## Work instructions:
The complete set of records should be given again verbatim.
::: Data to process :::
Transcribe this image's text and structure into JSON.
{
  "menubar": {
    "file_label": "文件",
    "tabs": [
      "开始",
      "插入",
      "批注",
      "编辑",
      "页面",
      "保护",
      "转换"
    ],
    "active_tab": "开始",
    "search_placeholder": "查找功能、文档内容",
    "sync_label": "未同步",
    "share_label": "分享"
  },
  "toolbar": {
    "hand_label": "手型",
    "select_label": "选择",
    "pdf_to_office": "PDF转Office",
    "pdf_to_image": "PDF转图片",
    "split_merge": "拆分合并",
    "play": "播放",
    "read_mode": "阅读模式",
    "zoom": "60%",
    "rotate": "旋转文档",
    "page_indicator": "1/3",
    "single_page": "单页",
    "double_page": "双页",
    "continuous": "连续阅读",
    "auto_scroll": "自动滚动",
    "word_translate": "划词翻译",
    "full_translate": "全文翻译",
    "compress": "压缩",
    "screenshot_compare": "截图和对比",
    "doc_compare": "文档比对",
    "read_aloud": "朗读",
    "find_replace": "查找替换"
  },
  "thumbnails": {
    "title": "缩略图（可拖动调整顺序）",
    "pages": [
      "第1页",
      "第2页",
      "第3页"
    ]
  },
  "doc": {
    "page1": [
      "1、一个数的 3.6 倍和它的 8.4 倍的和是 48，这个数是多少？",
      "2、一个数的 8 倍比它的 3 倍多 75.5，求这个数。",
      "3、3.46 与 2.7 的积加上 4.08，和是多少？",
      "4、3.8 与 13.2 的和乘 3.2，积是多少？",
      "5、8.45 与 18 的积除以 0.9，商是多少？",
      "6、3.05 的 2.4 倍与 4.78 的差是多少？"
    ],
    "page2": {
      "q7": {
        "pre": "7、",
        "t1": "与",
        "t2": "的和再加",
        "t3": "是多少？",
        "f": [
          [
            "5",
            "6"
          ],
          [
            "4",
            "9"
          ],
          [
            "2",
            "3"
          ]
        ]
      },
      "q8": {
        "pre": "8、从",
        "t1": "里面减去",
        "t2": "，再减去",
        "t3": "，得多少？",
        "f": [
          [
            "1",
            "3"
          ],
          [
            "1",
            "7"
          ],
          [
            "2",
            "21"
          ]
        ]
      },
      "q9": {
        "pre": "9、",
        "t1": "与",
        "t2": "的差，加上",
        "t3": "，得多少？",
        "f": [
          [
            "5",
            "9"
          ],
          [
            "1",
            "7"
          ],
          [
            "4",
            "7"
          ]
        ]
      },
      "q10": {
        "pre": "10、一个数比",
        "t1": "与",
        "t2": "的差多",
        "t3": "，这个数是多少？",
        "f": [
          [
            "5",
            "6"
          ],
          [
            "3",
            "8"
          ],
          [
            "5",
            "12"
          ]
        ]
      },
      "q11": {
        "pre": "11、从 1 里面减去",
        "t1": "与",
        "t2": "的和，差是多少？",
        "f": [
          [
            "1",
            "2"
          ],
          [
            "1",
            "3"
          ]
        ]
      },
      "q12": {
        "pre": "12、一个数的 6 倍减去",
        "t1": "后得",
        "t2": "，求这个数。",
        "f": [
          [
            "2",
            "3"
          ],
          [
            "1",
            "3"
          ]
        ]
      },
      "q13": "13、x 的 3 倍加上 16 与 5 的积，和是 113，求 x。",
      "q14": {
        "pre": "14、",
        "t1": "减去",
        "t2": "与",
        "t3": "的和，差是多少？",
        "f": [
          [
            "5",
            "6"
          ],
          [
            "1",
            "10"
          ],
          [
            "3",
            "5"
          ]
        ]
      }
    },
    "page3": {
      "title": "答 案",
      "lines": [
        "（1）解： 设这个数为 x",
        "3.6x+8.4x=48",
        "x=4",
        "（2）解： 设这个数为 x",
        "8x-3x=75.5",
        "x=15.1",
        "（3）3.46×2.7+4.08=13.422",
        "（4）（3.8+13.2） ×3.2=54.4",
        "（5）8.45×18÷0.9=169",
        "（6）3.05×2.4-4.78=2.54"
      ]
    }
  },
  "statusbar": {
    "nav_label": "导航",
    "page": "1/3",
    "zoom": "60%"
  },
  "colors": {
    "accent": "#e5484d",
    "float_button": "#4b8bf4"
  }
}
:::
## Your solution:
Transcribe this image's text and structure into JSON.
{
  "menubar": {
    "file_label": "文件",
    "tabs": [
      "开始",
      "插入",
      "批注",
      "编辑",
      "页面",
      "保护",
      "转换"
    ],
    "active_tab": "开始",
    "search_placeholder": "查找功能、文档内容",
    "sync_label": "未同步",
    "share_label": "分享"
  },
  "toolbar": {
    "hand_label": "手型",
    "select_label": "选择",
    "pdf_to_office": "PDF转Office",
    "pdf_to_image": "PDF转图片",
    "split_merge": "拆分合并",
    "play": "播放",
    "read_mode": "阅读模式",
    "zoom": "60%",
    "rotate": "旋转文档",
    "page_indicator": "1/3",
    "single_page": "单页",
    "double_page": "双页",
    "continuous": "连续阅读",
    "auto_scroll": "自动滚动",
    "word_translate": "划词翻译",
    "full_translate": "全文翻译",
    "compress": "压缩",
    "screenshot_compare": "截图和对比",
    "doc_compare": "文档比对",
    "read_aloud": "朗读",
    "find_replace": "查找替换"
  },
  "thumbnails": {
    "title": "缩略图（可拖动调整顺序）",
    "pages": [
      "第1页",
      "第2页",
      "第3页"
    ]
  },
  "doc": {
    "page1": [
      "1、一个数的 3.6 倍和它的 8.4 倍的和是 48，这个数是多少？",
      "2、一个数的 8 倍比它的 3 倍多 75.5，求这个数。",
      "3、3.46 与 2.7 的积加上 4.08，和是多少？",
      "4、3.8 与 13.2 的和乘 3.2，积是多少？",
      "5、8.45 与 18 的积除以 0.9，商是多少？",
      "6、3.05 的 2.4 倍与 4.78 的差是多少？"
    ],
    "page2": {
      "q7": {
        "pre": "7、",
        "t1": "与",
        "t2": "的和再加",
        "t3": "是多少？",
        "f": [
          [
            "5",
            "6"
          ],
          [
            "4",
            "9"
          ],
          [
            "2",
            "3"
          ]
        ]
      },
      "q8": {
        "pre": "8、从",
        "t1": "里面减去",
        "t2": "，再减去",
        "t3": "，得多少？",
        "f": [
          [
            "1",
            "3"
          ],
          [
            "1",
            "7"
          ],
          [
            "2",
            "21"
          ]
        ]
      },
      "q9": {
        "pre": "9、",
        "t1": "与",
        "t2": "的差，加上",
        "t3": "，得多少？",
        "f": [
          [
            "5",
            "9"
          ],
          [
            "1",
            "7"
          ],
          [
            "4",
            "7"
          ]
        ]
      },
      "q10": {
        "pre": "10、一个数比",
        "t1": "与",
        "t2": "的差多",
        "t3": "，这个数是多少？",
        "f": [
          [
            "5",
            "6"
          ],
          [
            "3",
            "8"
          ],
          [
            "5",
            "12"
          ]
        ]
      },
      "q11": {
        "pre": "11、从 1 里面减去",
        "t1": "与",
        "t2": "的和，差是多少？",
        "f": [
          [
            "1",
            "2"
          ],
          [
            "1",
            "3"
          ]
        ]
      },
      "q12": {
        "pre": "12、一个数的 6 倍减去",
        "t1": "后得",
        "t2": "，求这个数。",
        "f": [
          [
            "2",
            "3"
          ],
          [
            "1",
            "3"
          ]
        ]
      },
      "q13": "13、x 的 3 倍加上 16 与 5 的积，和是 113，求 x。",
      "q14": {
        "pre": "14、",
        "t1": "减去",
        "t2": "与",
        "t3": "的和，差是多少？",
        "f": [
          [
            "5",
            "6"
          ],
          [
            "1",
            "10"
          ],
          [
            "3",
            "5"
          ]
        ]
      }
    },
    "page3": {
      "title": "答 案",
      "lines": [
        "（1）解： 设这个数为 x",
        "3.6x+8.4x=48",
        "x=4",
        "（2）解： 设这个数为 x",
        "8x-3x=75.5",
        "x=15.1",
        "（3）3.46×2.7+4.08=13.422",
        "（4）（3.8+13.2） ×3.2=54.4",
        "（5）8.45×18÷0.9=169",
        "（6）3.05×2.4-4.78=2.54"
      ]
    }
  },
  "statusbar": {
    "nav_label": "导航",
    "page": "1/3",
    "zoom": "60%"
  },
  "colors": {
    "accent": "#e5484d",
    "float_button": "#4b8bf4"
  }
}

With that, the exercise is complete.